» **WORK TO BE COMPLETED**:
Among the records below, find the lines containing "verified" and state only how many there are.
═══ DATASET ENTRIES
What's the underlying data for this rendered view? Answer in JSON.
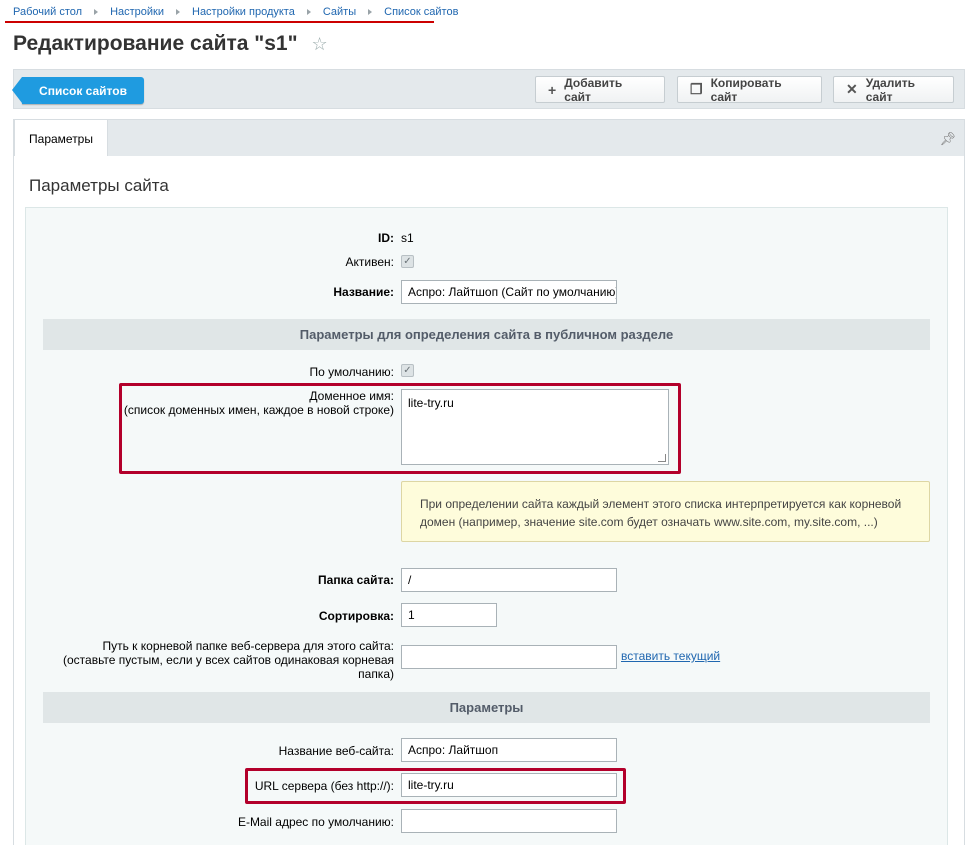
{
  "breadcrumb": [
    "Рабочий стол",
    "Настройки",
    "Настройки продукта",
    "Сайты",
    "Список сайтов"
  ],
  "page_title": "Редактирование сайта \"s1\"",
  "toolbar": {
    "back_label": "Список сайтов",
    "add_label": "Добавить сайт",
    "copy_label": "Копировать сайт",
    "delete_label": "Удалить сайт"
  },
  "tabs": [
    {
      "label": "Параметры"
    }
  ],
  "section_title": "Параметры сайта",
  "fields": {
    "id_label": "ID:",
    "id_value": "s1",
    "active_label": "Активен:",
    "name_label": "Название:",
    "name_value": "Аспро: Лайтшоп (Сайт по умолчанию)",
    "public_section_heading": "Параметры для определения сайта в публичном разделе",
    "default_label": "По умолчанию:",
    "domain_label_line1": "Доменное имя:",
    "domain_label_line2": "(список доменных имен, каждое в новой строке)",
    "domain_value": "lite-try.ru",
    "note_text": "При определении сайта каждый элемент этого списка интерпретируется как корневой домен (например, значение site.com будет означать www.site.com, my.site.com, ...)",
    "folder_label": "Папка сайта:",
    "folder_value": "/",
    "sort_label": "Сортировка:",
    "sort_value": "1",
    "docroot_label_line1": "Путь к корневой папке веб-сервера для этого сайта:",
    "docroot_label_line2": "(оставьте пустым, если у всех сайтов одинаковая корневая",
    "docroot_label_line3": "папка)",
    "docroot_value": "",
    "insert_current_link": "вставить текущий",
    "params_heading": "Параметры",
    "site_name_label": "Название веб-сайта:",
    "site_name_value": "Аспро: Лайтшоп",
    "server_url_label": "URL сервера (без http://):",
    "server_url_value": "lite-try.ru",
    "email_label": "E-Mail адрес по умолчанию:",
    "email_value": ""
  },
  "colors": {
    "accent": "#1f9be0",
    "link": "#2067b0",
    "highlight": "#b3002b"
  }
}
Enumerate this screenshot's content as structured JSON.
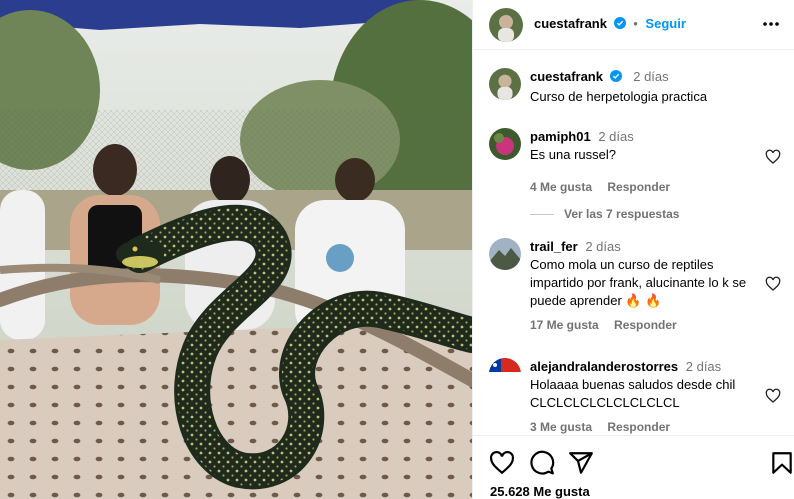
{
  "post": {
    "author": "cuestafrank",
    "follow_label": "Seguir",
    "separator": "•",
    "caption_time": "2 días",
    "caption": "Curso de herpetologia practica",
    "likes": "25.628 Me gusta"
  },
  "comments": [
    {
      "user": "pamiph01",
      "time": "2 días",
      "text": "Es una russel?",
      "likes": "4 Me gusta",
      "reply": "Responder"
    },
    {
      "user": "trail_fer",
      "time": "2 días",
      "text": "Como mola un curso de reptiles impartido por frank, alucinante lo k se puede aprender 🔥 🔥",
      "likes": "17 Me gusta",
      "reply": "Responder"
    },
    {
      "user": "alejandralanderostorres",
      "time": "2 días",
      "text": "Holaaaa buenas saludos desde chil",
      "text2": "CLCLCLCLCLCLCLCLCL",
      "likes": "3 Me gusta",
      "reply": "Responder"
    }
  ],
  "view_replies": "Ver las 7 respuestas",
  "colors": {
    "link": "#0095f6",
    "verified": "#0095f6",
    "muted": "#737373"
  },
  "icons": [
    "verified-badge-icon",
    "more-options-icon",
    "heart-icon",
    "comment-icon",
    "share-icon",
    "bookmark-icon"
  ]
}
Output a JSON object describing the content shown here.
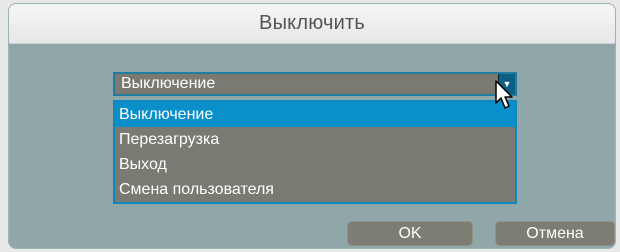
{
  "dialog": {
    "title": "Выключить",
    "select": {
      "value": "Выключение",
      "arrow_icon": "triangle-down-icon"
    },
    "options": [
      {
        "label": "Выключение",
        "selected": true
      },
      {
        "label": "Перезагрузка",
        "selected": false
      },
      {
        "label": "Выход",
        "selected": false
      },
      {
        "label": "Смена пользователя",
        "selected": false
      }
    ],
    "buttons": {
      "ok": "OK",
      "cancel": "Отмена"
    }
  },
  "colors": {
    "panel": "#8fa7a8",
    "field": "#7a7a72",
    "highlight": "#0b8fca",
    "title_text": "#555555"
  }
}
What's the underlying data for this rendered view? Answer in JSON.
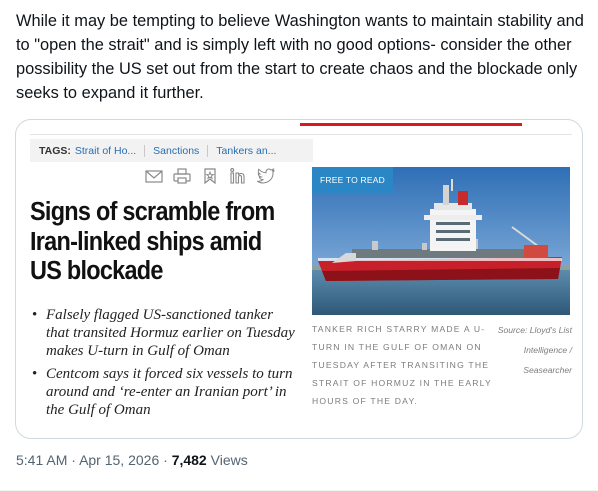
{
  "tweet": {
    "text": "While it may be tempting to believe Washington wants to maintain stability and to \"open the strait\"  and is simply left with no good options- consider the other possibility the US set out from the start to create chaos and the blockade only seeks to expand it further."
  },
  "card": {
    "tags_label": "TAGS:",
    "tags": [
      "Strait of Ho...",
      "Sanctions",
      "Tankers an..."
    ],
    "share_icons": [
      "email-icon",
      "print-icon",
      "bookmark-icon",
      "linkedin-icon",
      "twitter-icon"
    ],
    "headline": "Signs of scramble from Iran-linked ships amid US blockade",
    "bullets": [
      "Falsely flagged US-sanctioned tanker that transited Hormuz earlier on Tuesday makes U-turn in Gulf of Oman",
      "Centcom says it forced six vessels to turn around and ‘re-enter an Iranian port’ in the Gulf of Oman"
    ],
    "badge": "FREE TO READ",
    "caption": "Tanker Rich Starry made a U-turn in the Gulf of Oman on Tuesday after transiting the Strait of Hormuz in the early hours of the day.",
    "source": "Source: Lloyd's List Intelligence / Seasearcher",
    "colors": {
      "accent_red": "#d71920",
      "tag_blue": "#2a6db0",
      "badge_blue": "#2a86c5"
    }
  },
  "meta": {
    "time": "5:41 AM",
    "dot1": "·",
    "date": "Apr 15, 2026",
    "dot2": "·",
    "views_count": "7,482",
    "views_label": "Views"
  }
}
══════
» **EXERCISE OUTPUT**:
2